SETH D. - posted 3 months ago on 01-16-2019 11:09:18 pm
Sunny New Mexico
goHUNT INSIDER

Maybe they could stock mountain goats, or Ibex from New Mexico something that won't die if the breeze blows left instead of right.

SETH D. - posted 3 months ago on 01-16-2019 11:09:17 pm
Sunny New Mexico
goHUNT INSIDER

Maybe they could stock mountain goats, or Ibex from New Mexico something that won't die if the breeze blows left instead of right.

SETH D. - posted 3 months ago on 01-16-2019 11:08:25 pm
Sunny New Mexico
goHUNT INSIDER

Even domestic sheep have weak immune systems. You look at them the wrong way and they die.

Hopefully they do an emergency proclamation and sell hunts.

SETH D. - posted 3 months ago on 01-16-2019 11:08:25 pm
Sunny New Mexico
goHUNT INSIDER

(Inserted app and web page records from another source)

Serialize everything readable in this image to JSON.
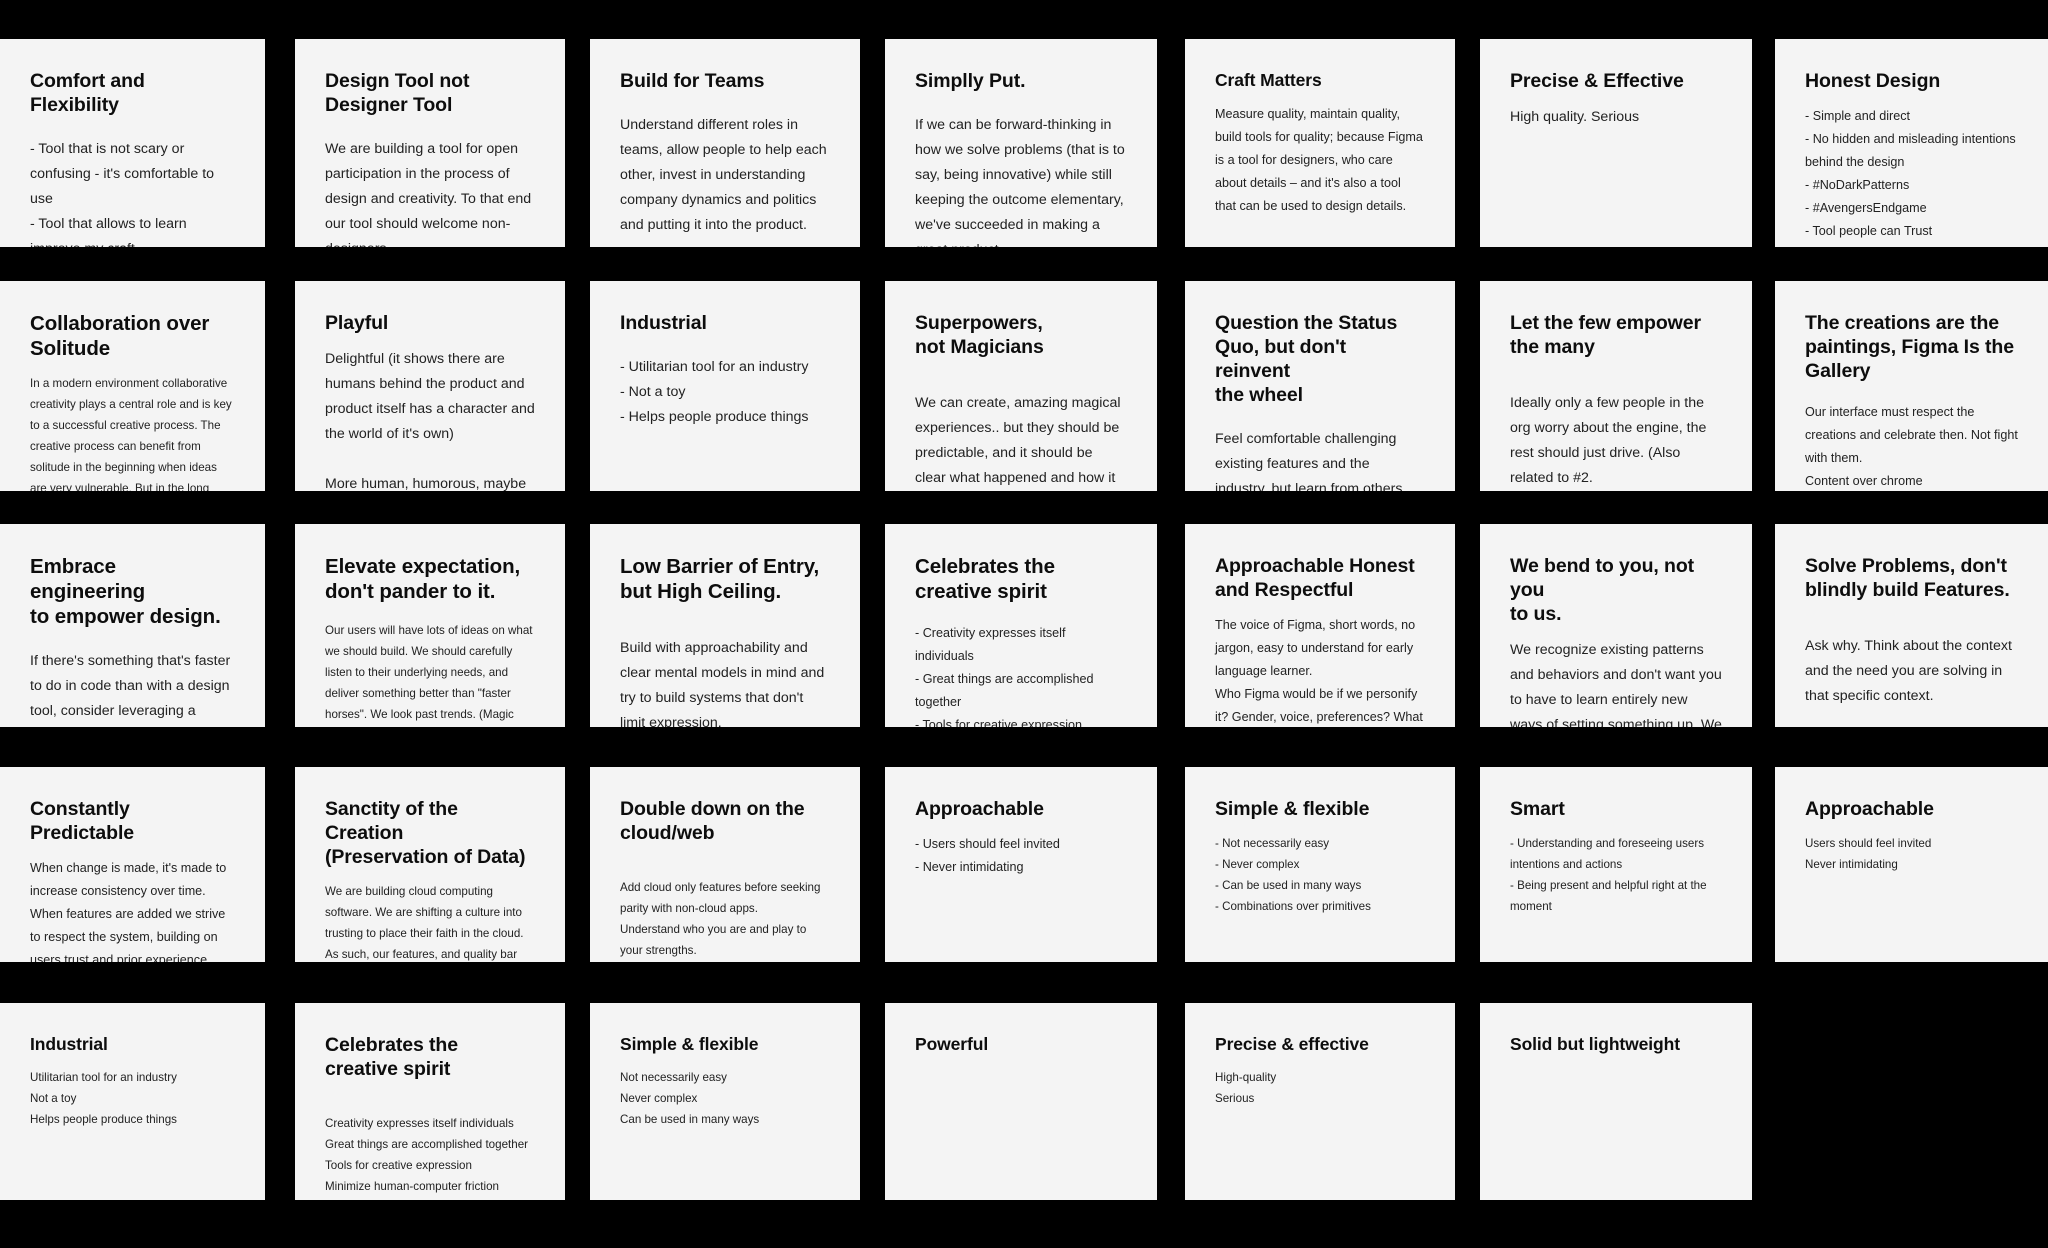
{
  "board": {
    "background_color": "#000000",
    "card_color": "#f4f4f4",
    "title_color": "#0d0d0d",
    "body_color": "#222222"
  },
  "cards": [
    {
      "title": "Comfort and\nFlexibility",
      "body": "- Tool that is not scary or confusing - it's comfortable to use\n- Tool that allows to learn improve my craft\n- It holds my hand and guides me as a user"
    },
    {
      "title": "Design Tool not\nDesigner Tool",
      "body": "We are building a tool for open participation in the process of design and creativity. To that end our tool should welcome non-designers."
    },
    {
      "title": "Build for Teams",
      "body": "Understand different roles in teams, allow people to help each other, invest in understanding company dynamics and politics and putting it into the product."
    },
    {
      "title": "Simplly Put.",
      "body": "If we can be forward-thinking in how we solve problems (that is to say, being innovative) while still keeping the outcome elementary, we've succeeded in making a great product."
    },
    {
      "title": "Craft Matters",
      "body": "Measure quality, maintain quality, build tools for quality; because Figma is a tool for designers, who care about details – and it's also a tool that can be used to design details."
    },
    {
      "title": "Precise & Effective",
      "body": "High quality. Serious"
    },
    {
      "title": "Honest Design",
      "body": " - Simple and direct\n - No hidden and misleading intentions behind the design\n - #NoDarkPatterns\n - #AvengersEndgame\n - Tool people can Trust"
    },
    {
      "title": "Collaboration over\nSolitude",
      "body": "In a modern environment collaborative creativity plays a central role and is key to a successful creative process. The creative process can benefit from solitude in the beginning when ideas are very vulnerable. But in the long term collaboration is a pillar of creativity."
    },
    {
      "title": "Playful",
      "body": "Delightful (it shows there are humans behind the product and product itself has a character and the world of it's own)\n\nMore human, humorous, maybe a little bit charismatic\n\nBuild emotional connection with Users"
    },
    {
      "title": "Industrial",
      "body": " - Utilitarian tool for an industry\n - Not a toy\n - Helps people produce things"
    },
    {
      "title": "Superpowers,\nnot Magicians",
      "body": "We can create, amazing magical experiences.. but they should be predictable, and it should be clear what happened and how it was done."
    },
    {
      "title": "Question the Status\nQuo, but don't reinvent\nthe wheel",
      "body": " Feel comfortable challenging existing features and the industry, but learn from others and don't run in circles."
    },
    {
      "title": "Let the few empower\nthe many",
      "body": " Ideally only a few people in the org worry about the engine, the rest should just drive. (Also related to #2."
    },
    {
      "title": "The creations are the\npaintings, Figma Is the\nGallery",
      "body": " Our interface must respect the creations and celebrate then. Not fight with them.\n Content over chrome"
    },
    {
      "title": "Embrace engineering\nto empower design.",
      "body": "If there's something that's faster to do in code than with a design tool, consider leveraging a system or pattern to speed it up. No more pixel nudging! No redundancies."
    },
    {
      "title": "Elevate expectation,\ndon't pander to it.",
      "body": "Our users will have lots of ideas on what we should build. We should carefully listen to their underlying needs, and deliver something better than \"faster horses\". We look past trends. (Magic selections, styles, etc,.)"
    },
    {
      "title": "Low Barrier of Entry,\nbut High Ceiling.",
      "body": "Build with approachability and clear mental models in mind and try to build systems that don't limit expression."
    },
    {
      "title": "Celebrates the\ncreative spirit",
      "body": "- Creativity expresses itself individuals\n- Great things are accomplished together\n- Tools for creative expression\n- Minimize human-computer friction"
    },
    {
      "title": "Approachable Honest\nand Respectful",
      "body": " The voice of Figma, short words, no jargon, easy to understand for early language learner.\n Who Figma would be if we personify it? Gender, voice, preferences? What the world would be that person lives in?"
    },
    {
      "title": "We bend to you, not you\nto us.",
      "body": "We recognize existing patterns and behaviors and don't want you to have to learn entirely new ways of setting something up. We respect how you've set up your file, and add superpowers to it. (e.g. magic selections, scrolling, etc,.)."
    },
    {
      "title": "Solve Problems, don't\nblindly build Features.",
      "body": "Ask why. Think about the context and the need you are solving in that specific context."
    },
    {
      "title": "Constantly Predictable",
      "body": "When change is made, it's made to increase consistency over time. When features are added we strive to respect the system, building on users trust and prior experience. When we introduce a new pattern, we do so mindfulnessly."
    },
    {
      "title": "Sanctity of the Creation\n(Preservation of Data)",
      "body": "We are building cloud computing software. We are shifting a culture into trusting to place their faith in the cloud. As such, our features, and quality bar should prioritize data preservation and off-line experiences."
    },
    {
      "title": "Double down on the\ncloud/web",
      "body": "Add cloud only features before seeking parity with non-cloud apps.\n Understand who you are and play to your strengths."
    },
    {
      "title": "Approachable",
      "body": "- Users should feel invited\n- Never intimidating"
    },
    {
      "title": "Simple & flexible",
      "body": "- Not necessarily easy\n- Never complex\n- Can be used in many ways\n- Combinations over primitives"
    },
    {
      "title": "Smart",
      "body": "- Understanding and foreseeing users intentions and actions\n- Being present and helpful right at the moment"
    },
    {
      "title": "Approachable",
      "body": "Users should feel invited\nNever intimidating"
    },
    {
      "title": "Industrial",
      "body": "Utilitarian tool for an industry\nNot a toy\nHelps people produce things"
    },
    {
      "title": "Celebrates the\ncreative spirit",
      "body": "Creativity expresses itself individuals\nGreat things are accomplished together\nTools for creative expression\nMinimize human-computer friction"
    },
    {
      "title": "Simple & flexible",
      "body": "Not necessarily easy\nNever complex\nCan be used in many ways"
    },
    {
      "title": "Powerful",
      "body": ""
    },
    {
      "title": "Precise & effective",
      "body": "High-quality\nSerious"
    },
    {
      "title": "Solid but lightweight",
      "body": ""
    }
  ]
}
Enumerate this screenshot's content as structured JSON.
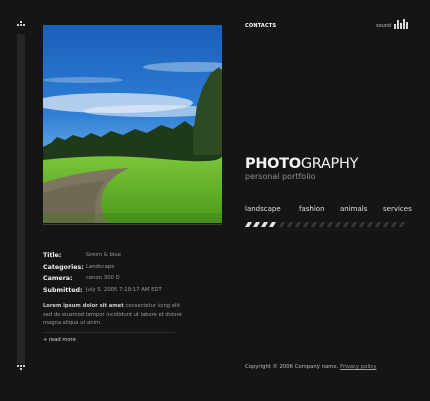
{
  "header": {
    "contacts_label": "CONTACTS",
    "sound_label": "sound"
  },
  "brand": {
    "title_bold": "PHOTO",
    "title_light": "GRAPHY",
    "tagline": "personal portfolio"
  },
  "nav": {
    "items": [
      {
        "label": "landscape"
      },
      {
        "label": "fashion"
      },
      {
        "label": "animals"
      },
      {
        "label": "services"
      }
    ]
  },
  "photo": {
    "alt": "Green & blue"
  },
  "details": {
    "rows": [
      {
        "key": "Title:",
        "value": "Green & blue"
      },
      {
        "key": "Categories:",
        "value": "Landscape"
      },
      {
        "key": "Camera:",
        "value": "canon 300 D"
      },
      {
        "key": "Submitted:",
        "value": "July 5, 2005 7:19:17 AM EDT"
      }
    ]
  },
  "description": {
    "lead": "Lorem ipsum dolor sit amet",
    "body": " consectetur icing elit sed do eiusmod tempor incididunt ut labore et dolore magna aliqua ut enim."
  },
  "read_more": "+ read more",
  "footer": {
    "copyright": "Copyright © 2006 Company name.",
    "privacy_link": "Privacy policy"
  },
  "colors": {
    "background": "#151515",
    "text": "#d8d8d8",
    "muted": "#9a9a9a"
  }
}
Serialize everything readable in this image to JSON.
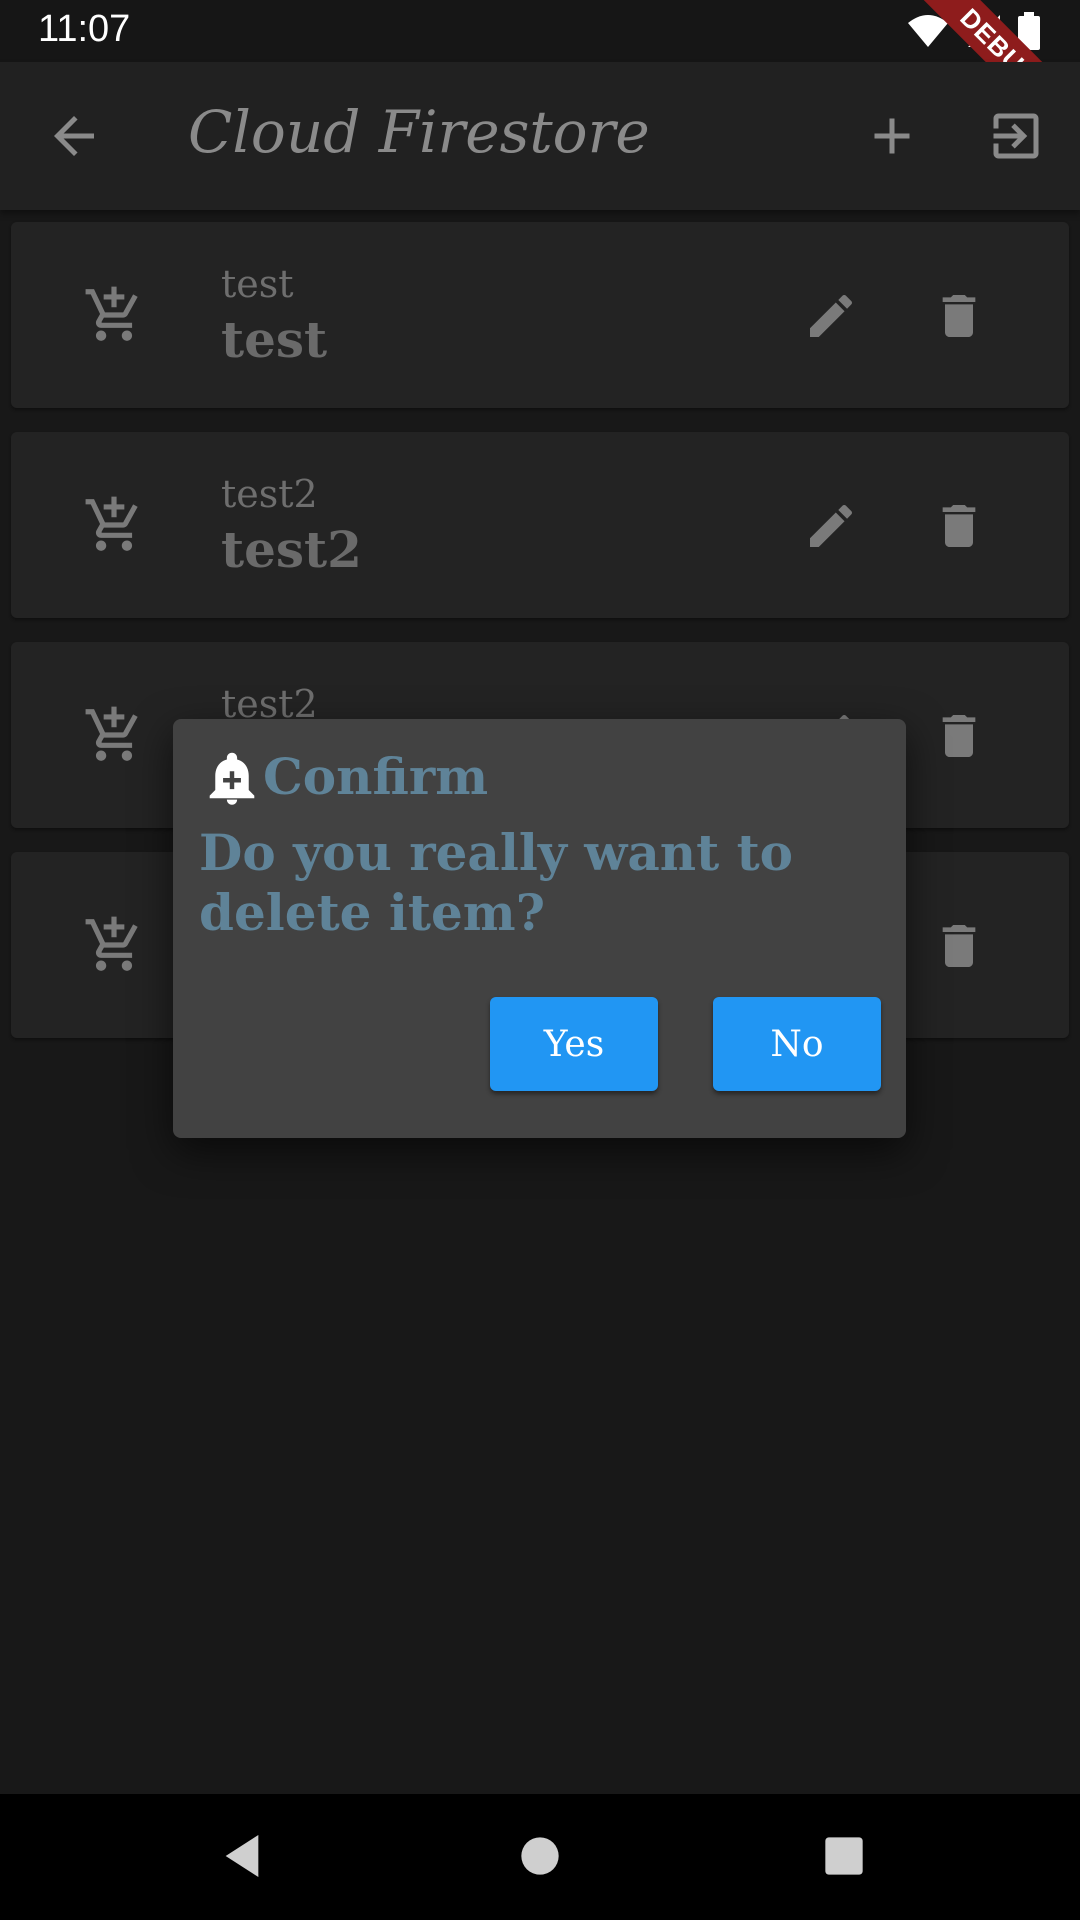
{
  "status_bar": {
    "time": "11:07",
    "debug_label": "DEBUG"
  },
  "app_bar": {
    "title": "Cloud Firestore",
    "icons": [
      "arrow-back-icon",
      "add-icon",
      "logout-icon"
    ]
  },
  "items": [
    {
      "subtitle": "test",
      "title": "test"
    },
    {
      "subtitle": "test2",
      "title": "test2"
    },
    {
      "subtitle": "test2",
      "title": ""
    },
    {
      "subtitle": "",
      "title": ""
    }
  ],
  "dialog": {
    "title": "Confirm",
    "message": "Do you really want to delete item?",
    "yes_label": "Yes",
    "no_label": "No",
    "icon": "bell-plus-icon"
  },
  "nav_bar": {
    "icons": [
      "nav-back-icon",
      "nav-home-icon",
      "nav-recents-icon"
    ]
  },
  "colors": {
    "accent": "#2196f3",
    "dialog_text": "#5f8398",
    "background": "#181818",
    "debug_banner": "#8e1c1c"
  }
}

Even domestic sheep have weak immune systems. You look at them the wrong way and they die.

Hopefully they do an emergency proclamation and sell hunts.

Eric Hardester_10154334241172157
Eric H. - posted 3 months ago on 01-16-2019 05:41:46 pm
Gilbert, AZ
goHUNT INSIDER

Just read the ksl article. There are no domestic sheep or mountain goats that they know of on the island. No clues yet to how the disease got there. Real unfortunate. I saw some comments on KSL asking why they aren't waiting to see if the others survive with a built up immunity. Have listened to biologists speak on this, the sheep could survive, but they would still be carriers and transmitters, and the immunity is not passed in to the lambs. Instead, they get it quickly and die quickly. Very very sad.

Eric Hardester_10154334241172157
Eric H. - posted 3 months ago on 01-16-2019 05:33:20 pm
Gilbert, AZ
goHUNT INSIDER

Wow. That is a real tragedy. Do they know how the disease got there? Are there ever domestic sheep on Antelope Island?